→ ABOUT THIS TASK: Could you return all of the records exactly, minus their images?

[Extracted data entries]

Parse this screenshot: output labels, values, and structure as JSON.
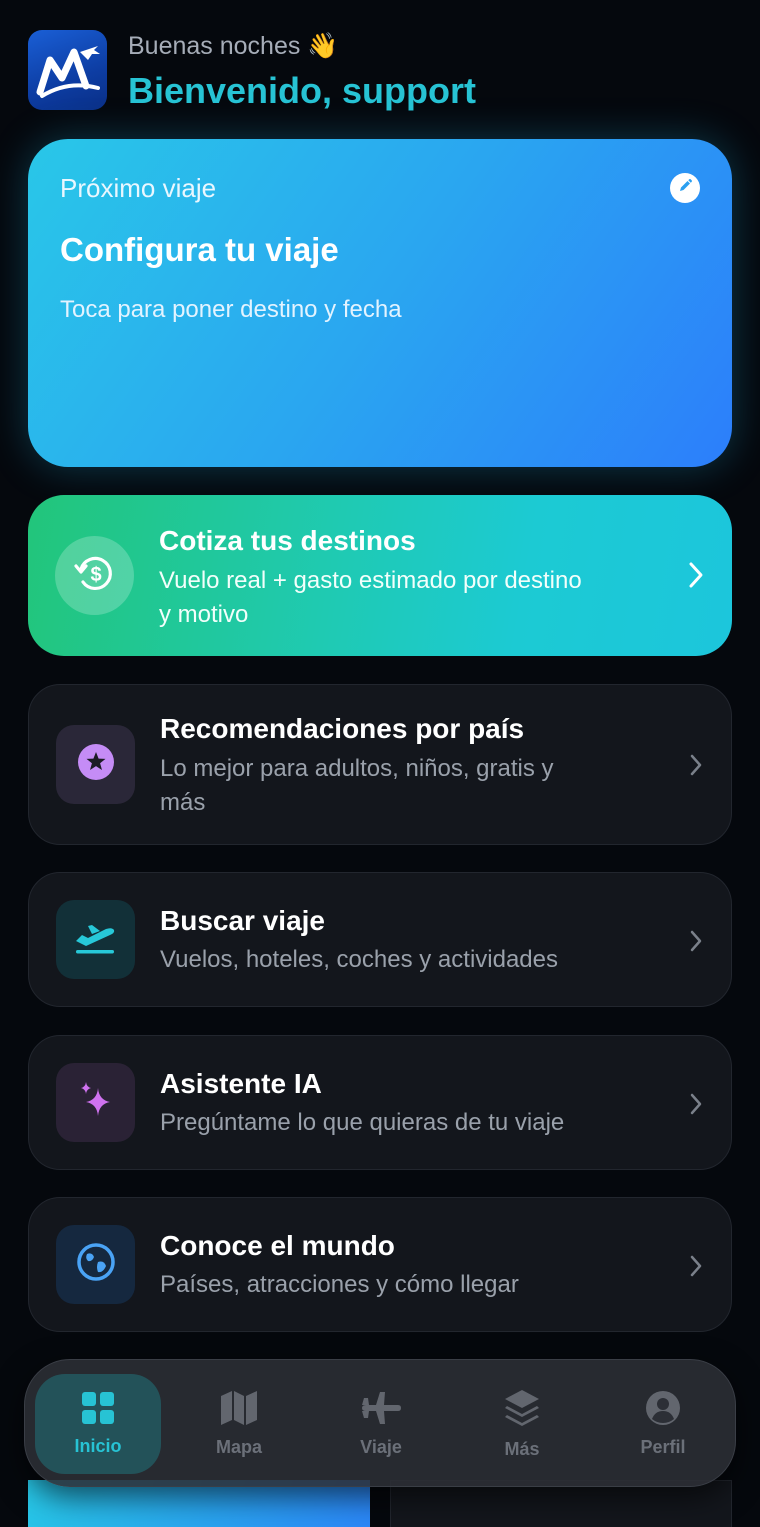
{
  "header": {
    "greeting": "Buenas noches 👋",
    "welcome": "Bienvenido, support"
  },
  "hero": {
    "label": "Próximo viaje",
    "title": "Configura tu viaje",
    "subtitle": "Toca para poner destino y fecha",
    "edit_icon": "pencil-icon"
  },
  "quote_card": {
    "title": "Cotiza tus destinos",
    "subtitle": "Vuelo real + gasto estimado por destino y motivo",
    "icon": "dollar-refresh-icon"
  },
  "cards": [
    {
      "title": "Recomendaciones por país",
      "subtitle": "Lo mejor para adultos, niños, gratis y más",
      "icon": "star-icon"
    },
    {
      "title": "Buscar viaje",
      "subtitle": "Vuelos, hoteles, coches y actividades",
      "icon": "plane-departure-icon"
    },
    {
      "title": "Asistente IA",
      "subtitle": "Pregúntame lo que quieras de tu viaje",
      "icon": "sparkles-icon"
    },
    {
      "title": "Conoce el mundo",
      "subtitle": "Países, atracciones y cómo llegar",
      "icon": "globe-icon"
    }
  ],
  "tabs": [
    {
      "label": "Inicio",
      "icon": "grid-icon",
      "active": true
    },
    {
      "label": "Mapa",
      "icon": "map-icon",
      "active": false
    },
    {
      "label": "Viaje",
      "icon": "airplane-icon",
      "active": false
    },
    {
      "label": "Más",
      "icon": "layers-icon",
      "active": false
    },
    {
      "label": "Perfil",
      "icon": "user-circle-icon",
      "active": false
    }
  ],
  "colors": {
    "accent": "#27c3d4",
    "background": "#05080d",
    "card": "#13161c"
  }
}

→ THE ANSWER:
Parse this screenshot: output labels, values, and structure as JSON.
{
  "header": {
    "greeting": "Buenas noches 👋",
    "welcome": "Bienvenido, support"
  },
  "hero": {
    "label": "Próximo viaje",
    "title": "Configura tu viaje",
    "subtitle": "Toca para poner destino y fecha",
    "edit_icon": "pencil-icon"
  },
  "quote_card": {
    "title": "Cotiza tus destinos",
    "subtitle": "Vuelo real + gasto estimado por destino y motivo",
    "icon": "dollar-refresh-icon"
  },
  "cards": [
    {
      "title": "Recomendaciones por país",
      "subtitle": "Lo mejor para adultos, niños, gratis y más",
      "icon": "star-icon"
    },
    {
      "title": "Buscar viaje",
      "subtitle": "Vuelos, hoteles, coches y actividades",
      "icon": "plane-departure-icon"
    },
    {
      "title": "Asistente IA",
      "subtitle": "Pregúntame lo que quieras de tu viaje",
      "icon": "sparkles-icon"
    },
    {
      "title": "Conoce el mundo",
      "subtitle": "Países, atracciones y cómo llegar",
      "icon": "globe-icon"
    }
  ],
  "tabs": [
    {
      "label": "Inicio",
      "icon": "grid-icon",
      "active": true
    },
    {
      "label": "Mapa",
      "icon": "map-icon",
      "active": false
    },
    {
      "label": "Viaje",
      "icon": "airplane-icon",
      "active": false
    },
    {
      "label": "Más",
      "icon": "layers-icon",
      "active": false
    },
    {
      "label": "Perfil",
      "icon": "user-circle-icon",
      "active": false
    }
  ],
  "colors": {
    "accent": "#27c3d4",
    "background": "#05080d",
    "card": "#13161c"
  }
}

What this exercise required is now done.